Purchasing property does come with varying risks for the unwary buyer, thus ‘caveat emptor’ applies. However, the purchaser may reduce their risk by completing diligent inspections of the property and having the contract of sale reviewed by a solicitor prior to signing. One of the risks which may not be shown directly in the contract but only visible on the property inspection is illegal structures or other works which may have occurred on the land.
Section 32D of the Sale of Land Act 1962 requires the vendor to disclose matters that affect the property.
The section 32 statement in the contract of sale needs to disclose information in accordance with section 32D (a) and (b) of the Act which says:
(a) particulars of any notice, order, declaration, report or recommendation of a public authority or government department or approved proposal directly and currently affecting the land, being a notice, order, declaration, report, recommendation or approved proposal of which the vendor might reasonably be expected to have knowledge;
(b) whether there are any notices, property management plans, reports or orders in respect of the land issued by a government department or public authority in relation to livestock disease or contamination by agricultural chemicals affecting the ongoing use of the land for agricultural purposes.

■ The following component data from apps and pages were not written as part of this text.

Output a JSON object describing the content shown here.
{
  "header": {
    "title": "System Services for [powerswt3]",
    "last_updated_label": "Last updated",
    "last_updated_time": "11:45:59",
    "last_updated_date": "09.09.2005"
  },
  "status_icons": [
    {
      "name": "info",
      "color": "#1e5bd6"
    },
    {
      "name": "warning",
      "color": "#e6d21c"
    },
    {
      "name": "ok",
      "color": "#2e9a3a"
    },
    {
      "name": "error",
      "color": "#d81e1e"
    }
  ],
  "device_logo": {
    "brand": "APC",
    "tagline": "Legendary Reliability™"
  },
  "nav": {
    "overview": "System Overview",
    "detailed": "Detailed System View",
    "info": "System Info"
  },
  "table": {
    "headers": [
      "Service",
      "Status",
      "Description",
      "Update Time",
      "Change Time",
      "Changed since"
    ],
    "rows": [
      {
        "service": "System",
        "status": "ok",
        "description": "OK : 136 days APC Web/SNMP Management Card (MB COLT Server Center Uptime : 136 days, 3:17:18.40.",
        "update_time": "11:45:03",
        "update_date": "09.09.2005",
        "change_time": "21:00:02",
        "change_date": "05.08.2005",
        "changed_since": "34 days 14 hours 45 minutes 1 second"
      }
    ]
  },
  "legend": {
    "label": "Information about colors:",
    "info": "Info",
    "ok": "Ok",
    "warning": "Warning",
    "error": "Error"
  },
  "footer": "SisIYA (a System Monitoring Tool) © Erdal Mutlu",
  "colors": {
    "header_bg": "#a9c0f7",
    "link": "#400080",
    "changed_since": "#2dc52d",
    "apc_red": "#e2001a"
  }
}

One of the main disclosure criteria under section 32D of the Act, is orders that have been issued by the local council, against the property owner for illegal structures or other works that have affected the property. It is easy to miss illegal structures or other works carried out during a property inspection, as sometimes the quality of the work that has been completed is of a high professional standard, other times it is not, and it is easy to identify. Where there are illegal building works, the issue for the purchaser, is whether there where proper permits granted for those works by the local council. An example of an illegal structure would be a shed, house extension, garage, pool or other permanent structure, or electrical or plumbing works where a permit was required.
Generally, in most circumstances the section 32 statement will provide proper disclosure of the required certificates under the Act. This is where it is important for the purchaser to be able to understand the documents, whether they are current or out of date, which ones are missing, and if any documents are false. Where the purchaser is not sure about the certificates in the section 32 statement, they should discuss the contract documents with a solicitor and especially before signing.
The purchaser during their inspection of the interested property should take pictures with approval of the vendor’s agent of any structures that have been built, which do not look as if they fit properly with the dwelling or are odd, or new. The purchaser should also inquire whether there has been new electrical wiring or plumbing and to what parts of the property if concerns arise.
A prudent step for the purchaser if unusual structural works have been identified, is to make enquiries with the local council, while at the same time seeking advice from a solicitor.
Under section 32E of the Sale of Land Act 1962 it says:
If there is a residence on the land, a section 32 statement must contain particulars of any building permit issued under the Building Act 1993 in the preceding 7 years in relation to a building on the land.
Where an illegal structure has been identified after the contract is signed, and there are no orders issued by the local council, this illegal structure will then become the problem of the purchaser if orders are issued by the council at a later date. Where the local council has issued an order to the property owner for the removal of an illegal structure or other works and it was not disclosed in the section 32 statement nor identified by the purchaser, and settlement is completed, the purchaser will then become responsible for complying with the order. If the order issued by the local council was not disclosed in the section 32 statement but discovered after the contract was signed and before completion, the vendor would have to remedy the breach.
The purchaser can minimise their risk for an interested property by having the contract of sale reviewed by a solicitor, and carrying out diligent inspections of the property for any illegal works that may have occurred. In addition, the purchaser may also arrange title insurance to cover for such situations.
A purchaser generally engages a representative after the contract is signed, and where the cooling off period has passed. When this situation occurs the purchaser should not delay in obtaining legal advice.
The comments in the aforementioned do not constitute legal advice and are general in nature, and if legal advice is required please contact: John Melis at Legal AU Pty Ltd (03) 9999 7799 www.legalau.com
Legal AU Pty Ltd Lawyers are “Liability limited by a Scheme approved under Professional Standards Legislation.”